◆ **Directions for this task**
Below are entries; count the lines among them that contain the word "背面深空灰色", and give only the count.

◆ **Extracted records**
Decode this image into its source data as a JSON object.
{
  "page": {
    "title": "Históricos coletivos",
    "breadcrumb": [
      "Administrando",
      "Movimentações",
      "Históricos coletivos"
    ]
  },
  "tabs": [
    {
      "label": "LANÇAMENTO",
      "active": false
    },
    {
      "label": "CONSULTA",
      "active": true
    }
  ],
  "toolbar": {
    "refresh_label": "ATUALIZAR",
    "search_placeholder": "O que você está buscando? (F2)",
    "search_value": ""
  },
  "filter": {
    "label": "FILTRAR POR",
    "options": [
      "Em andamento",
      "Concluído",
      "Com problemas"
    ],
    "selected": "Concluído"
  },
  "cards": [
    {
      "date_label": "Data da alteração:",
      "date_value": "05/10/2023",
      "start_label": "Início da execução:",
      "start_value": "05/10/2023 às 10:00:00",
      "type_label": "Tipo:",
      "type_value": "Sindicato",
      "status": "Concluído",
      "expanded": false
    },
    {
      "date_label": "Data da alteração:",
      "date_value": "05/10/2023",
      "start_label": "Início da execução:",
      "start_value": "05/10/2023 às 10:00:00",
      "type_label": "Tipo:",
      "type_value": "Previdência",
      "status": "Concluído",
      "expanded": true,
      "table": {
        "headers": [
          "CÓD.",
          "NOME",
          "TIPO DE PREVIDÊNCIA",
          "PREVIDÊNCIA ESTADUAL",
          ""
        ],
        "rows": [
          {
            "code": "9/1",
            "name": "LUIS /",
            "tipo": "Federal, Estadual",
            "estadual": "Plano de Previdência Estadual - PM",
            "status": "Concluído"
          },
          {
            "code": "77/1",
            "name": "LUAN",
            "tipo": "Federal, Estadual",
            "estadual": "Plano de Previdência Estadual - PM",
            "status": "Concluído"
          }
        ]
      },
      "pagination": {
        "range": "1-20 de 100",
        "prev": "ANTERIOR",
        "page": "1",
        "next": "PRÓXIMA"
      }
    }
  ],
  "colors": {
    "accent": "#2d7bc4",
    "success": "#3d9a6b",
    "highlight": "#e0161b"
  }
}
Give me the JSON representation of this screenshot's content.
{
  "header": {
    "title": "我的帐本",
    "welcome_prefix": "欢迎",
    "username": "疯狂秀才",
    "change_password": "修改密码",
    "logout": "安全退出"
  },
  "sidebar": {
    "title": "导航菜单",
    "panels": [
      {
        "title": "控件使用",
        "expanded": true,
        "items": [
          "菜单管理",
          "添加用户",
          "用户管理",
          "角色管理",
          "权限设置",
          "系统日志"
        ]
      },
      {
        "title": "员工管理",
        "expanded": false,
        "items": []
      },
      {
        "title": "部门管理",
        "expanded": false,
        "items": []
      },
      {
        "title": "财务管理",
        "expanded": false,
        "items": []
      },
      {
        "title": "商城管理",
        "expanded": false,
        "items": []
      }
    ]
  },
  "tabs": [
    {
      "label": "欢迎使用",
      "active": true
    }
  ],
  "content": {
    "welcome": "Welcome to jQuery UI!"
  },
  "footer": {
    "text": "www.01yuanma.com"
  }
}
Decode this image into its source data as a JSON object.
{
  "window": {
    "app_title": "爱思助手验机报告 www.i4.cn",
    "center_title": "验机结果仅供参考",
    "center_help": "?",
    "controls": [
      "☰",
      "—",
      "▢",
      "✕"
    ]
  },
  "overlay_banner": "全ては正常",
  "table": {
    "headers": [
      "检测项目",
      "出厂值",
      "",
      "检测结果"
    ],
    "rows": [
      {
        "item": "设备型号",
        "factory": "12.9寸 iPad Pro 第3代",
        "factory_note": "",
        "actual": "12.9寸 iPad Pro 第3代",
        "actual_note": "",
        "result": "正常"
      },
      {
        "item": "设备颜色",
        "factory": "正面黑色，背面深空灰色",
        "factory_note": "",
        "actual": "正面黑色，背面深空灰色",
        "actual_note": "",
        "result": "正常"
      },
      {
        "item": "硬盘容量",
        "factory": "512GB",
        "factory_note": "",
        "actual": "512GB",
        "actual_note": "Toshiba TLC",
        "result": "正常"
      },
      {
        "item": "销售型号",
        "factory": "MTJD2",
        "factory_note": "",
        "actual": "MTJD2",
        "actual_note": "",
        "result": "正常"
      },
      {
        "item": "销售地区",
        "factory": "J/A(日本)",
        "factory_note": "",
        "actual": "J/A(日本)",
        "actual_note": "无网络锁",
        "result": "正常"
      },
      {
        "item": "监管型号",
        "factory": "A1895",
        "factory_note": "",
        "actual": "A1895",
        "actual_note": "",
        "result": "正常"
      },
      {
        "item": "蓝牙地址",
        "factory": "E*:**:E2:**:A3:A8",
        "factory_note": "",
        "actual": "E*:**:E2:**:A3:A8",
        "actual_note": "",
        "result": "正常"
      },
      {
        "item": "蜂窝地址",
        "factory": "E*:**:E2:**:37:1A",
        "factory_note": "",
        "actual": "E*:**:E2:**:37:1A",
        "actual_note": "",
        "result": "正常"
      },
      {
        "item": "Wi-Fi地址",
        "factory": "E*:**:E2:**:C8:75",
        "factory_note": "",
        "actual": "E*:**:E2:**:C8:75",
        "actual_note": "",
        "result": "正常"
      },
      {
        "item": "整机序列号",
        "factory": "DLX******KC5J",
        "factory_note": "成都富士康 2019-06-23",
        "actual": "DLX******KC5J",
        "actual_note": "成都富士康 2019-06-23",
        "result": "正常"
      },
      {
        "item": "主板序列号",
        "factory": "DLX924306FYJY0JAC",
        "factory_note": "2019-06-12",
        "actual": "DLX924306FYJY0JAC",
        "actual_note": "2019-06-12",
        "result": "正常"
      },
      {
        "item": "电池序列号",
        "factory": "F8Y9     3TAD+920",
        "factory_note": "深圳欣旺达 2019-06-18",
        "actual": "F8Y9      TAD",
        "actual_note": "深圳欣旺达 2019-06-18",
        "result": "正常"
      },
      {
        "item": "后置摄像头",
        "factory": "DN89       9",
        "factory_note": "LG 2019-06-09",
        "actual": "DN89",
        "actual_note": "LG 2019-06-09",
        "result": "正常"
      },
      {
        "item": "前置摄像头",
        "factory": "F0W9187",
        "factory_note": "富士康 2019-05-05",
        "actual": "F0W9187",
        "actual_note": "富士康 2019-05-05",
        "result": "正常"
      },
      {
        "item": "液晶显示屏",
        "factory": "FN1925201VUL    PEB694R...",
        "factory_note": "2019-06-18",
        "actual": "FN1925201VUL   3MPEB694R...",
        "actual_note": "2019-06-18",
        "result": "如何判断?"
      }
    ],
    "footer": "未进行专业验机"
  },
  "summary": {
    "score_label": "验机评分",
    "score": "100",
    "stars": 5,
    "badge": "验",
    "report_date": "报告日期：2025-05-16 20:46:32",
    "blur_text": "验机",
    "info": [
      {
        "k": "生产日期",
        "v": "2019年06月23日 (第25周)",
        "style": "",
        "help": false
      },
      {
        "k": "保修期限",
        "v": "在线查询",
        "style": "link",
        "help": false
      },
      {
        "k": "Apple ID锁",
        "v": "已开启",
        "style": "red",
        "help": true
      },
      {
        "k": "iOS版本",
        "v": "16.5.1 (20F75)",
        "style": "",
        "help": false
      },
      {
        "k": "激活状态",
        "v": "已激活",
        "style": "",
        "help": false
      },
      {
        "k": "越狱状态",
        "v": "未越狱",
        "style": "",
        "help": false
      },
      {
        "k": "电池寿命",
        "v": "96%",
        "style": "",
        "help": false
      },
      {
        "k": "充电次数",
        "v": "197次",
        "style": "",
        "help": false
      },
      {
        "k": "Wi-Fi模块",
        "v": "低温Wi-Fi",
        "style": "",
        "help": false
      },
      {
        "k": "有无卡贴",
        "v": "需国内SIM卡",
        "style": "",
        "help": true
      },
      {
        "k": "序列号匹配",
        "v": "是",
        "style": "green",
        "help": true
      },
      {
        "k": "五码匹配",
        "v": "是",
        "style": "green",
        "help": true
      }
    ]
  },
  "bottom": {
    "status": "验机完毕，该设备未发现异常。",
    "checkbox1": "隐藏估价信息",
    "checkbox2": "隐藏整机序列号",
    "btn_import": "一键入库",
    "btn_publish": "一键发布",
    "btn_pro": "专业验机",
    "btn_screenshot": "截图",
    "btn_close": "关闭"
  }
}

◆ **Problem solution**
2